**What the task requires:** The expected output is an exact restatement of all the records.

**Entries shown:**

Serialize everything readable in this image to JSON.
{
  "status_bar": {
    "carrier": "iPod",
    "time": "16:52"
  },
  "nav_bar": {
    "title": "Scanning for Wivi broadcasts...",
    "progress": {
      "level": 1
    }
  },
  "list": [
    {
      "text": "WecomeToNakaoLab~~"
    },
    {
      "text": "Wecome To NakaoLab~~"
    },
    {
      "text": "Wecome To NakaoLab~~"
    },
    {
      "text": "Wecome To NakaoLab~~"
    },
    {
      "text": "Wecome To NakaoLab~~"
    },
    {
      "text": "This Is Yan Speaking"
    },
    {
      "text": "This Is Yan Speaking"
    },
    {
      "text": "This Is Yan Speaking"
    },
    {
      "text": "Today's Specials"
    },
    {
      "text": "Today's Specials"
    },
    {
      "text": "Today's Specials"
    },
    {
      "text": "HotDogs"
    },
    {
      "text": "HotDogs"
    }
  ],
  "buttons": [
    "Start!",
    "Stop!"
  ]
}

**Answer to this problem:**
Serialize everything readable in this image to JSON.
{
  "status_bar": {
    "carrier": "iPod",
    "time": "16:52"
  },
  "nav_bar": {
    "title": "Scanning for Wivi broadcasts...",
    "progress": {
      "level": 1
    }
  },
  "list": [
    {
      "text": "WecomeToNakaoLab~~"
    },
    {
      "text": "Wecome To NakaoLab~~"
    },
    {
      "text": "Wecome To NakaoLab~~"
    },
    {
      "text": "Wecome To NakaoLab~~"
    },
    {
      "text": "Wecome To NakaoLab~~"
    },
    {
      "text": "This Is Yan Speaking"
    },
    {
      "text": "This Is Yan Speaking"
    },
    {
      "text": "This Is Yan Speaking"
    },
    {
      "text": "Today's Specials"
    },
    {
      "text": "Today's Specials"
    },
    {
      "text": "Today's Specials"
    },
    {
      "text": "HotDogs"
    },
    {
      "text": "HotDogs"
    }
  ],
  "buttons": [
    "Start!",
    "Stop!"
  ]
}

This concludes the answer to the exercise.